Educational opportunities and other issues faced by families who live in mining towns are the focus of a study by The University of Western Australia.
Associate Professor Martin Forsey, of UWA's School of Social and Cultural Studies, is examining Karratha's educational opportunities and outcomes, and the role of schools in maintaining community cohesion and sustainable development.
The greatest movement of families away from mining towns is when their children are nearing high school age, Associate Professor Forsey said. He hopes to interview families who have left Karratha for any reason.
"We want to find out what causes them to leave and I want to meet with families who once lived in Karratha and in the past three years or so have made the decision to move to Perth," he said.
"Educational access and choice is more limited for students in regional Australia than it is for those in capital cities," he said.
"Inequalities in educational attainment and employment are exacerbated by distance.
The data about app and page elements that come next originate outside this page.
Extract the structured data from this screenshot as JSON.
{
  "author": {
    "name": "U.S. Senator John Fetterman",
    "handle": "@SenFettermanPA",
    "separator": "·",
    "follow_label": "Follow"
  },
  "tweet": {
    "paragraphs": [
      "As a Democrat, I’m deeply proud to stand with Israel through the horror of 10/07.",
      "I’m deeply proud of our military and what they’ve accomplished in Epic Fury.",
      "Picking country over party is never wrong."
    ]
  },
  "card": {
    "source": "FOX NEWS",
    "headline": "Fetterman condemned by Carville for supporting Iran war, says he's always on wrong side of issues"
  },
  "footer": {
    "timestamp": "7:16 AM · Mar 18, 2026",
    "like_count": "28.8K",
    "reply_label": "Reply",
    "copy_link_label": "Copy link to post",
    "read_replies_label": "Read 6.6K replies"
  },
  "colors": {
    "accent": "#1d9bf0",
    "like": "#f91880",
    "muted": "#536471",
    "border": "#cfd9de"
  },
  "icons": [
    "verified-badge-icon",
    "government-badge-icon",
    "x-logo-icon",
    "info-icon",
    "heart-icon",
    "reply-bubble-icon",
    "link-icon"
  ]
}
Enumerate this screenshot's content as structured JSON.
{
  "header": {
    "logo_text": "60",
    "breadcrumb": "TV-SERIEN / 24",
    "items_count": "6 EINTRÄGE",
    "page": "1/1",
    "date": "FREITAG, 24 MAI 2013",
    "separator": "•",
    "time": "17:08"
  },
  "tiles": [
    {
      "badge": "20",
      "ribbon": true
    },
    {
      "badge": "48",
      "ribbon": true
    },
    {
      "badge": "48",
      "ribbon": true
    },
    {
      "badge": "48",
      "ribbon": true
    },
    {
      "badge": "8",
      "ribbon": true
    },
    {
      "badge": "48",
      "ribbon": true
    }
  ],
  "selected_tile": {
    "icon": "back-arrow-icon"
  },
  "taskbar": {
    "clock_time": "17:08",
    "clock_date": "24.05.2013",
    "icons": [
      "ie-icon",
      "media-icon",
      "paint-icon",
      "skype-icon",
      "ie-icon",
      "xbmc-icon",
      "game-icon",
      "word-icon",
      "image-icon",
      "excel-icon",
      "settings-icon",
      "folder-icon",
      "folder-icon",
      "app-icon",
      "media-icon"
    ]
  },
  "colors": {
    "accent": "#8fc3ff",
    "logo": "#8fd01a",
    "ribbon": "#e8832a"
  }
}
Despite schools in rural areas providing one of the major avenues for community interaction, the economic and social benefits the schools bring to these communities are not well understood.
"I'm hoping to talk to families to find out about parental and student needs - and to learn more about the educational, economic and social aspirations and needs of remote and regional townships."
Associate Professor Forsey has interviewed groups of parents and their children who completed Year 12 at Karratha's independent Catholic school and State secondary school and documented their transition to further education.
Both schools are part of the Aspire UWA project which raises aspirations among high school students in communities typically under-represented in higher education.
The study is being undertaken on behalf of the schools in Karratha which are part of the Pilbara Education Initiative, a project that aims to boost the region's educational outcomes.